**Your task:** Only an exact copy of the listing below will do.

**Task data:**
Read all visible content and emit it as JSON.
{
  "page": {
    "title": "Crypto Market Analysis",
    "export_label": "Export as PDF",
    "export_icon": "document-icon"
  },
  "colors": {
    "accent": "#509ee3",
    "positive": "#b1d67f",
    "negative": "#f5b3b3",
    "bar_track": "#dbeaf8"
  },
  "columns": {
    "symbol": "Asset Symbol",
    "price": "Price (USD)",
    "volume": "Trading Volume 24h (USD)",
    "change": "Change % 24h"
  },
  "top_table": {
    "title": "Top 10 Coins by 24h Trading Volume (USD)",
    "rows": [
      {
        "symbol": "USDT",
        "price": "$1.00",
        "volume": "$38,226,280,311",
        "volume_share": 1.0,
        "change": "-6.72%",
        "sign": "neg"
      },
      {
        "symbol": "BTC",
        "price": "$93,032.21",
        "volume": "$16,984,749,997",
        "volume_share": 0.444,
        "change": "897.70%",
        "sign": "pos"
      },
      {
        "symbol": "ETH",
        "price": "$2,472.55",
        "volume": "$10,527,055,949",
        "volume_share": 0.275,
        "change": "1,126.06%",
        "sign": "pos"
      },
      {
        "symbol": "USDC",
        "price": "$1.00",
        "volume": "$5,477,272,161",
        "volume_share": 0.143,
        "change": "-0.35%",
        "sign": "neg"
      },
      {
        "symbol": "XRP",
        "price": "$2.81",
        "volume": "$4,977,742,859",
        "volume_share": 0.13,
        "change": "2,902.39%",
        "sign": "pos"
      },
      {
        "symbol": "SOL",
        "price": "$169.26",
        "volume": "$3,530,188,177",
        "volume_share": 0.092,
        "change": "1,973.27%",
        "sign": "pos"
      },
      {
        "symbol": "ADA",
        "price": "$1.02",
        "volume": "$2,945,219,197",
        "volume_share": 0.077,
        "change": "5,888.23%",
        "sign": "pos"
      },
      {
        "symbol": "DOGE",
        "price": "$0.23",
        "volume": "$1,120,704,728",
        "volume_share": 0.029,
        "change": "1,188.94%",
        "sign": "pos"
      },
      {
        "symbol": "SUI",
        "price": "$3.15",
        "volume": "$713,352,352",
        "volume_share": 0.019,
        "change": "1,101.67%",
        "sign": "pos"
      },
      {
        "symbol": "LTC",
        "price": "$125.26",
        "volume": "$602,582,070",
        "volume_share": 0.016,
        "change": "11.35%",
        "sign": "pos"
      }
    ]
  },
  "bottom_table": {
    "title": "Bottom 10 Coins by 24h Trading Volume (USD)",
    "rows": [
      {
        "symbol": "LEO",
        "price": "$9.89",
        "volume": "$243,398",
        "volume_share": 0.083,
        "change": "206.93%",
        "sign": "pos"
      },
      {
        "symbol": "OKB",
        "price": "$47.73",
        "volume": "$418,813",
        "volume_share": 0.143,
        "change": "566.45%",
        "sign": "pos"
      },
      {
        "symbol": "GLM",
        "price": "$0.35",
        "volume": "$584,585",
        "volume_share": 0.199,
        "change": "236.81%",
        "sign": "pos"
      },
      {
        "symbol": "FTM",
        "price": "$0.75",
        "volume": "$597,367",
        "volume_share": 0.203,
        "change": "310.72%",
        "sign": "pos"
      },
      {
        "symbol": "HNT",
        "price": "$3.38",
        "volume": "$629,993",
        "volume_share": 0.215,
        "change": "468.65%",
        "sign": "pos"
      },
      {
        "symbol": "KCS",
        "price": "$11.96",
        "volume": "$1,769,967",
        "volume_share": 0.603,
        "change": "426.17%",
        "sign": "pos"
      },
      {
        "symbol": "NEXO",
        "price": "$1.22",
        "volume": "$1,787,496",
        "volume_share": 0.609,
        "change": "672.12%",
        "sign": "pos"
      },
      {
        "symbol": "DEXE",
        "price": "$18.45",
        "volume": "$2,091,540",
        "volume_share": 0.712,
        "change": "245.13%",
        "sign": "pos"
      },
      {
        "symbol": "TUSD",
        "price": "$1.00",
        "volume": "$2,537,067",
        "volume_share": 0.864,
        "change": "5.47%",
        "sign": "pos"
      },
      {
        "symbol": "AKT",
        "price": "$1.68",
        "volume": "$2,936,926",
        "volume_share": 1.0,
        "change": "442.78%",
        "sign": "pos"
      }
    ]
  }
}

**The completed task:**
Read all visible content and emit it as JSON.
{
  "page": {
    "title": "Crypto Market Analysis",
    "export_label": "Export as PDF",
    "export_icon": "document-icon"
  },
  "colors": {
    "accent": "#509ee3",
    "positive": "#b1d67f",
    "negative": "#f5b3b3",
    "bar_track": "#dbeaf8"
  },
  "columns": {
    "symbol": "Asset Symbol",
    "price": "Price (USD)",
    "volume": "Trading Volume 24h (USD)",
    "change": "Change % 24h"
  },
  "top_table": {
    "title": "Top 10 Coins by 24h Trading Volume (USD)",
    "rows": [
      {
        "symbol": "USDT",
        "price": "$1.00",
        "volume": "$38,226,280,311",
        "volume_share": 1.0,
        "change": "-6.72%",
        "sign": "neg"
      },
      {
        "symbol": "BTC",
        "price": "$93,032.21",
        "volume": "$16,984,749,997",
        "volume_share": 0.444,
        "change": "897.70%",
        "sign": "pos"
      },
      {
        "symbol": "ETH",
        "price": "$2,472.55",
        "volume": "$10,527,055,949",
        "volume_share": 0.275,
        "change": "1,126.06%",
        "sign": "pos"
      },
      {
        "symbol": "USDC",
        "price": "$1.00",
        "volume": "$5,477,272,161",
        "volume_share": 0.143,
        "change": "-0.35%",
        "sign": "neg"
      },
      {
        "symbol": "XRP",
        "price": "$2.81",
        "volume": "$4,977,742,859",
        "volume_share": 0.13,
        "change": "2,902.39%",
        "sign": "pos"
      },
      {
        "symbol": "SOL",
        "price": "$169.26",
        "volume": "$3,530,188,177",
        "volume_share": 0.092,
        "change": "1,973.27%",
        "sign": "pos"
      },
      {
        "symbol": "ADA",
        "price": "$1.02",
        "volume": "$2,945,219,197",
        "volume_share": 0.077,
        "change": "5,888.23%",
        "sign": "pos"
      },
      {
        "symbol": "DOGE",
        "price": "$0.23",
        "volume": "$1,120,704,728",
        "volume_share": 0.029,
        "change": "1,188.94%",
        "sign": "pos"
      },
      {
        "symbol": "SUI",
        "price": "$3.15",
        "volume": "$713,352,352",
        "volume_share": 0.019,
        "change": "1,101.67%",
        "sign": "pos"
      },
      {
        "symbol": "LTC",
        "price": "$125.26",
        "volume": "$602,582,070",
        "volume_share": 0.016,
        "change": "11.35%",
        "sign": "pos"
      }
    ]
  },
  "bottom_table": {
    "title": "Bottom 10 Coins by 24h Trading Volume (USD)",
    "rows": [
      {
        "symbol": "LEO",
        "price": "$9.89",
        "volume": "$243,398",
        "volume_share": 0.083,
        "change": "206.93%",
        "sign": "pos"
      },
      {
        "symbol": "OKB",
        "price": "$47.73",
        "volume": "$418,813",
        "volume_share": 0.143,
        "change": "566.45%",
        "sign": "pos"
      },
      {
        "symbol": "GLM",
        "price": "$0.35",
        "volume": "$584,585",
        "volume_share": 0.199,
        "change": "236.81%",
        "sign": "pos"
      },
      {
        "symbol": "FTM",
        "price": "$0.75",
        "volume": "$597,367",
        "volume_share": 0.203,
        "change": "310.72%",
        "sign": "pos"
      },
      {
        "symbol": "HNT",
        "price": "$3.38",
        "volume": "$629,993",
        "volume_share": 0.215,
        "change": "468.65%",
        "sign": "pos"
      },
      {
        "symbol": "KCS",
        "price": "$11.96",
        "volume": "$1,769,967",
        "volume_share": 0.603,
        "change": "426.17%",
        "sign": "pos"
      },
      {
        "symbol": "NEXO",
        "price": "$1.22",
        "volume": "$1,787,496",
        "volume_share": 0.609,
        "change": "672.12%",
        "sign": "pos"
      },
      {
        "symbol": "DEXE",
        "price": "$18.45",
        "volume": "$2,091,540",
        "volume_share": 0.712,
        "change": "245.13%",
        "sign": "pos"
      },
      {
        "symbol": "TUSD",
        "price": "$1.00",
        "volume": "$2,537,067",
        "volume_share": 0.864,
        "change": "5.47%",
        "sign": "pos"
      },
      {
        "symbol": "AKT",
        "price": "$1.68",
        "volume": "$2,936,926",
        "volume_share": 1.0,
        "change": "442.78%",
        "sign": "pos"
      }
    ]
  }
}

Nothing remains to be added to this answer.